expectancies increase, preventive measures must be taken to ensure that we keep
our bones strong and dense. By eating more soy foods and less animal protein,
we will be better able to absorb and retain calcium in our bones and prevent osteoporosis.
By walking and increasing our activitylevels, we will help our bones gain strength
and improve muscle tone. These simple dietary and lifestyle changes will also
increase energy levels, enhance mobility and help us stay young at any age.
Copyright © Monique N. Gilbert - All Rights Reserved.
N. Gilbert, B.Sc., is a Health Advocate, Certified Personal Trainer/Fitness Counselor,
Recipe Developer, Soy Food Connoisseur and author of "Virtues of Soy: A Practical
Health Guide and Cookbook" (Universal Publishers, $19.95, available at most
Author Bio . . .
N. Gilbert has a Bachelor of Science degree, is a Certified Personal Trainer/Fitness
Counselor and Health Advocate. She began a low-fat, whole grain, vegetable-rich
diet in the mid-1970's. This introduced her to a healthier way of eating and became
the foundation of her dietary choices as an adult. She became a full-fledged vegetarian
on Earth Day 1990. Over the years she has increased her knowledge and understanding

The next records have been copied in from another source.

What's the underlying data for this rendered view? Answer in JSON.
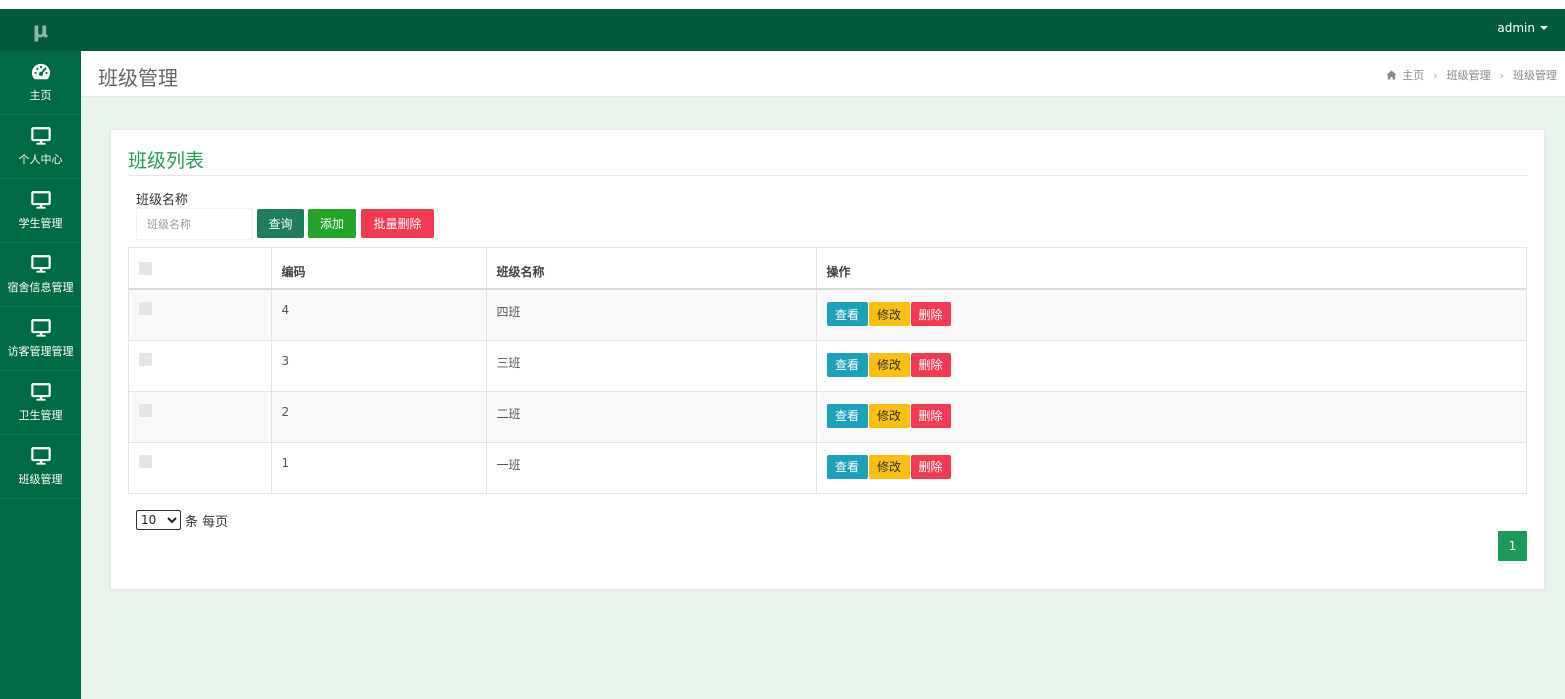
{
  "app": {
    "logo": "μ"
  },
  "header": {
    "user": "admin"
  },
  "sidebar": {
    "items": [
      {
        "label": "主页",
        "icon": "dashboard-icon"
      },
      {
        "label": "个人中心",
        "icon": "monitor-icon"
      },
      {
        "label": "学生管理",
        "icon": "monitor-icon"
      },
      {
        "label": "宿舍信息管理",
        "icon": "monitor-icon"
      },
      {
        "label": "访客管理管理",
        "icon": "monitor-icon"
      },
      {
        "label": "卫生管理",
        "icon": "monitor-icon"
      },
      {
        "label": "班级管理",
        "icon": "monitor-icon"
      }
    ]
  },
  "page": {
    "title": "班级管理",
    "breadcrumb": [
      "主页",
      "班级管理",
      "班级管理"
    ]
  },
  "card": {
    "title": "班级列表",
    "search": {
      "label": "班级名称",
      "placeholder": "班级名称",
      "value": ""
    },
    "buttons": {
      "query": "查询",
      "add": "添加",
      "batch_delete": "批量删除"
    }
  },
  "table": {
    "columns": [
      "",
      "编码",
      "班级名称",
      "操作"
    ],
    "rows": [
      {
        "code": "4",
        "name": "四班"
      },
      {
        "code": "3",
        "name": "三班"
      },
      {
        "code": "2",
        "name": "二班"
      },
      {
        "code": "1",
        "name": "一班"
      }
    ],
    "actions": {
      "view": "查看",
      "edit": "修改",
      "delete": "删除"
    }
  },
  "pagination": {
    "page_size": "10",
    "page_size_suffix": "条 每页",
    "current_page": "1"
  },
  "colors": {
    "sidebar": "#006a45",
    "topbar": "#005a3b",
    "accent": "#2a9a5d",
    "query": "#1c7e5e",
    "add": "#23a52c",
    "danger": "#f43a52",
    "view": "#1ca2b8",
    "edit": "#f9c012"
  }
}
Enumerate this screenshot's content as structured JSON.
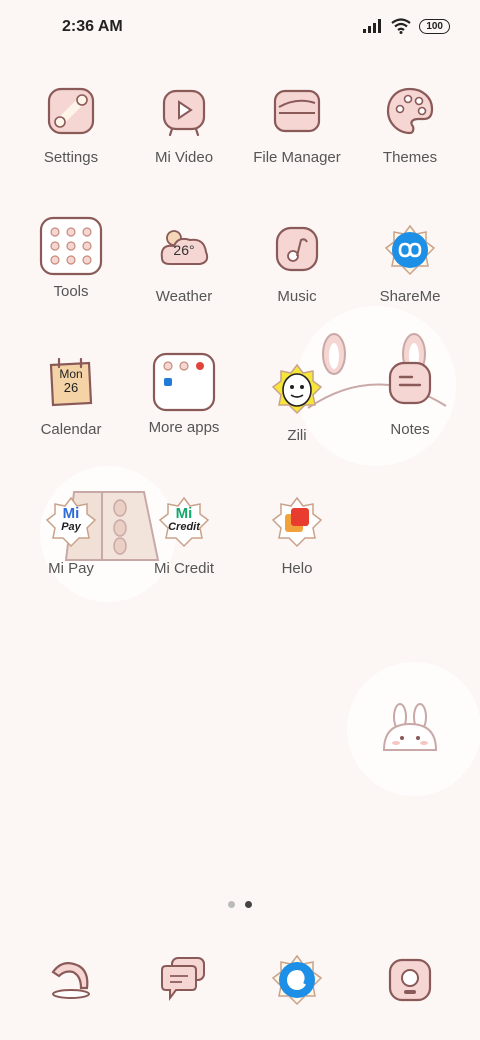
{
  "status_bar": {
    "time": "2:36 AM",
    "battery": "100"
  },
  "apps": [
    {
      "label": "Settings",
      "icon": "settings-icon"
    },
    {
      "label": "Mi Video",
      "icon": "video-icon"
    },
    {
      "label": "File Manager",
      "icon": "folder-icon"
    },
    {
      "label": "Themes",
      "icon": "palette-icon"
    },
    {
      "label": "Tools",
      "icon": "tools-folder-icon"
    },
    {
      "label": "Weather",
      "icon": "weather-icon",
      "temperature": "26°"
    },
    {
      "label": "Music",
      "icon": "music-icon"
    },
    {
      "label": "ShareMe",
      "icon": "shareme-icon"
    },
    {
      "label": "Calendar",
      "icon": "calendar-icon",
      "day": "Mon",
      "date": "26"
    },
    {
      "label": "More apps",
      "icon": "more-apps-folder-icon"
    },
    {
      "label": "Zili",
      "icon": "zili-icon"
    },
    {
      "label": "Notes",
      "icon": "notes-icon"
    },
    {
      "label": "Mi Pay",
      "icon": "mi-pay-icon",
      "badge_top": "Mi",
      "badge_bottom": "Pay"
    },
    {
      "label": "Mi Credit",
      "icon": "mi-credit-icon",
      "badge_top": "Mi",
      "badge_bottom": "Credit"
    },
    {
      "label": "Helo",
      "icon": "helo-icon"
    }
  ],
  "page_indicator": {
    "count": 2,
    "active": 2
  },
  "dock": [
    {
      "icon": "phone-icon"
    },
    {
      "icon": "messages-icon"
    },
    {
      "icon": "browser-icon"
    },
    {
      "icon": "camera-icon"
    }
  ],
  "colors": {
    "background": "#fcf6f4",
    "icon_fill": "#f6d6d3",
    "icon_stroke": "#8a5a58",
    "shareme_blue": "#1e8fe6"
  }
}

about health and fitness, and the important role diet plays in a person's strength,
vitality and longevity. In addition to writing articles, Monique also has an "Ask
the Expert" column at the Veggies Unite!
website where she gives advice about health, fitness and vegetarian/vegan
diets. Monique feels it is her mission to educate and enlighten everyone about
the benefits of healthy eating and living.
believe all Americans who believe in freedom, tolerance and human rights have
a responsibility to oppose bigotry and prejudice based on sexual orientation."
- Coretta Scott King
Feminist Women's Health Center